There have been many advancements in the prevention, diagnosis, and management of uterine cervical neoplasms. Larger studies are needed to determine whether surgery alone is an acceptable alternative strategy in localized disease.
In this pilot study we demonstrated that women enrolled into the cervical health program had significant improvements in their health status compared to the control group, and the scores on many of the scales were higher than those reported in the literature. Further research is needed to confirm our findings before implementing an intervention targeting low socio-economic groups in our setting.
Results from a recent clinical trial shows that women who have a biopsy of an endometrial lesion at an earlier age (40-49 years old) are more likely to have a high-grade endometrial carcinoma than women who were older (50-59 years old). A pilot study showed that these histologic criteria could be used to identify patients who might benefit from adjuvant therapy.
The cost of cervical screening programs should not be driven by economic considerations alone; instead, equity and social justice needs must be considered. The negative socio-economic consequences of cervical screening programs would need to be balanced against the positive benefits of screened participants being able to receive both early and regular care when needed (without waiting until they were sick enough to require treatment); and, if they are treated appropriately, have better outcomes.
Results from a recent paper of this study have shown no significant difference in the prevalence of a number of risk factors (age, nulliparity, BMI, smoking, alcohol, and sexual activity) between patients with and without pathology, and therefore, we conclude that uterine cervical neoplasm is not caused primarily by environmental factors.

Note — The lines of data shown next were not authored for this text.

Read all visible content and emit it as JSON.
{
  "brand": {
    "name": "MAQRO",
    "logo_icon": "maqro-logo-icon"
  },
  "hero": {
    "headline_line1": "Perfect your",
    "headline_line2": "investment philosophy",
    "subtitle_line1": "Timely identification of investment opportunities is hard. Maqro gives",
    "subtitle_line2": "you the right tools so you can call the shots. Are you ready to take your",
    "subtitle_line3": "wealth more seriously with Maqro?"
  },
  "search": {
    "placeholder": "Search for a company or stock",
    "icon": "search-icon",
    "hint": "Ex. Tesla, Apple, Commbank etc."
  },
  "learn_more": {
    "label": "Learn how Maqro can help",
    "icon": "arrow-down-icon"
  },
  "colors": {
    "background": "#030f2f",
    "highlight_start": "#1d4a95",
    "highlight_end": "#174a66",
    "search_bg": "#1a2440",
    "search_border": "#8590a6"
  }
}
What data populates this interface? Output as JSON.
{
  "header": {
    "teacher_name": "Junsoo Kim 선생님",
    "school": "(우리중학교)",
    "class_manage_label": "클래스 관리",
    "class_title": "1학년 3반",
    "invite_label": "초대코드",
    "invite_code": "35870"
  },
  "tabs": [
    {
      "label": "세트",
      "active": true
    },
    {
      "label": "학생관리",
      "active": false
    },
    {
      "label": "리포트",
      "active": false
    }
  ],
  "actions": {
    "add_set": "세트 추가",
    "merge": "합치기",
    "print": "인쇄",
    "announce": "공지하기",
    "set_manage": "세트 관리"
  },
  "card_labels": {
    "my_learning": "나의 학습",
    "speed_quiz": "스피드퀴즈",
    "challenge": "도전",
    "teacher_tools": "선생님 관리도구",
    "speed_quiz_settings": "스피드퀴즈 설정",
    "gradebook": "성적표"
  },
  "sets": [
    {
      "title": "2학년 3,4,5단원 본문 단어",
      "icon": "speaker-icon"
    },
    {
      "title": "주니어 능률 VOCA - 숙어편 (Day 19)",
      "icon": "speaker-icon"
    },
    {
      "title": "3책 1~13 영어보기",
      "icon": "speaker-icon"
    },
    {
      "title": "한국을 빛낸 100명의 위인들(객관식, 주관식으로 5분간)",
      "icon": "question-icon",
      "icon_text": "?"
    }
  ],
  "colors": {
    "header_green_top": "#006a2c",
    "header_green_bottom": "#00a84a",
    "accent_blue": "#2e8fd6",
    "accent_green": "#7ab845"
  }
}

A pelvic examination and endometrial biopsy should be performed in every woman with abnormal vaginal bleeding, regardless of age. In women without abnormal vaginal bleeding, examination of the cervix is recommended after completion of menopause.
Patients with uterine cervical neoplasms are at increased risk for distant metastases after initial diagnosis. Unlike other cancers where large-volume disease is associated with more distant metastases, in patients with uterine cervical neoplasms small-volume disease seems to be associated with an increased likelihood of systemic spread.
The 5-year survival rate for women diagnosed with stage I-III uterine cervical carcinoma was 80% (95% confidence interval, 69 to 87%) and 92% (95% confidence interval, 84 to 97%) for women diagnosed with stage IIIA1 and IIIA1 primary tumors, respectively. On the basis of this study, it appears that stage I, grade 1 carcinomas are more likely than stage III, grade 2 carcinomas to develop into myometrial invasion at time of diagnosis, whereas grade 3 carcinomas may be more likely to be associated with parametrial involvement.
The presence of endometrial polyps and adenomyosis in women with uterine cervical neoplasms increases the risk of developing dysplasia. Dysplastic lesions were found on the cervix in 28% of women with histologically proven cervical neoplasms. Women with adenomyosis showed an increased likelihood of dysplastic lesions (25%). Patients with endometrial polyps had a higher prevalence of dysplastic lesions than those without endometrial polyps (43% vs. 23%, p = 0.02). Patients with endometrial polyps tended to develop more severe dysplastic lesions than those with adenomyosis (67% vs. 56%, p = 0.51).
Based on the results of our study, we conclude that uterine cervical neoplasms are genetically heterogeneous. Further studies on large number of patients are needed to define the genetic background of uterine cervical neoplasms.
The HAHP was effective in improving HRQOL among women with UCA, particularly in terms of reduction in symptoms associated with cancer or treatment. Therefore, the HAHP should be considered an integral component of the multidisciplinary care of women with UCA.